Scott Aniol is the founder and Executive Director of Religious Affections Ministries. He is director of doctoral worship studies at Southwestern Baptist Theological Seminary, where he teaches courses in ministry, worship, hymnology, aesthetics, culture, and philosophy. He is the author of Worship in Song: A Biblical Approach to Music and Worship, Sound Worship: A Guide to Making Musical Choices in a Noisy World, and By the Waters of Babylon: Worship in a Post-Christian Culture, and speaks around the country in churches and conferences. He is an elder in his church in Fort Worth, TX where he resides with his wife and four children. Views posted here are his own and not necessarily those of his employer.

  1. See Hirsch, The Forgotten Ways, 82. []
  2. Guder, Missional Church, 243. []
  3. Van Gelder, The Missional Church and Leadership Formation, 101. []
  4. Guder, Missional Church, 242. []
  5. Guder, The Continuing Converstion of the Church, 96. []
  6. Stetzer, Planting Missional Churches, 260. []
  7. Ibid., 263. []
  8. Ibid. []
  9. Driscoll and Breshears, Vintage Church, 289. []
  10. Keller, “Evangelistic Worship.” []
  11. Morgenthaler, Worship Evangelism, 88. []

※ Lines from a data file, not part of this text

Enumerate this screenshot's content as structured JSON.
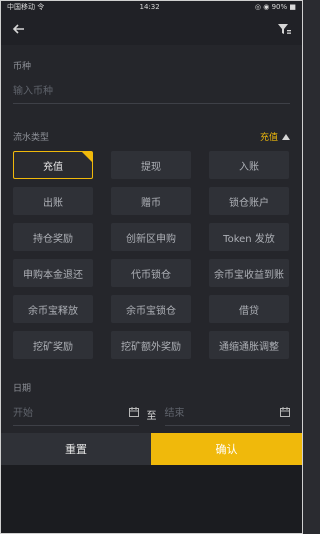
{
  "statusbar": {
    "carrier": "中国移动 令",
    "time": "14:32",
    "battery": "◎ ◉ 90% ■"
  },
  "coin": {
    "label": "币种",
    "placeholder": "输入币种"
  },
  "flow": {
    "label": "流水类型",
    "selected": "充值",
    "items": [
      "充值",
      "提现",
      "入账",
      "出账",
      "赠币",
      "锁仓账户",
      "持仓奖励",
      "创新区申购",
      "Token 发放",
      "申购本金退还",
      "代币锁仓",
      "余币宝收益到账",
      "余币宝释放",
      "余币宝锁仓",
      "借贷",
      "挖矿奖励",
      "挖矿额外奖励",
      "通缩通胀调整"
    ]
  },
  "date": {
    "label": "日期",
    "start": "开始",
    "to": "至",
    "end": "结束"
  },
  "footer": {
    "reset": "重置",
    "confirm": "确认"
  },
  "icons": {
    "back": "arrow-left-icon",
    "filter": "filter-icon",
    "calendar": "calendar-icon",
    "collapse": "triangle-up-icon"
  },
  "colors": {
    "accent": "#f0b90b",
    "background": "#25262b",
    "chip": "#2f3137"
  }
}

  12. Guder, Missional Church, 242. []
  13. Ibid. []
  14. Stetzer, Planting Missional Churches, 261. []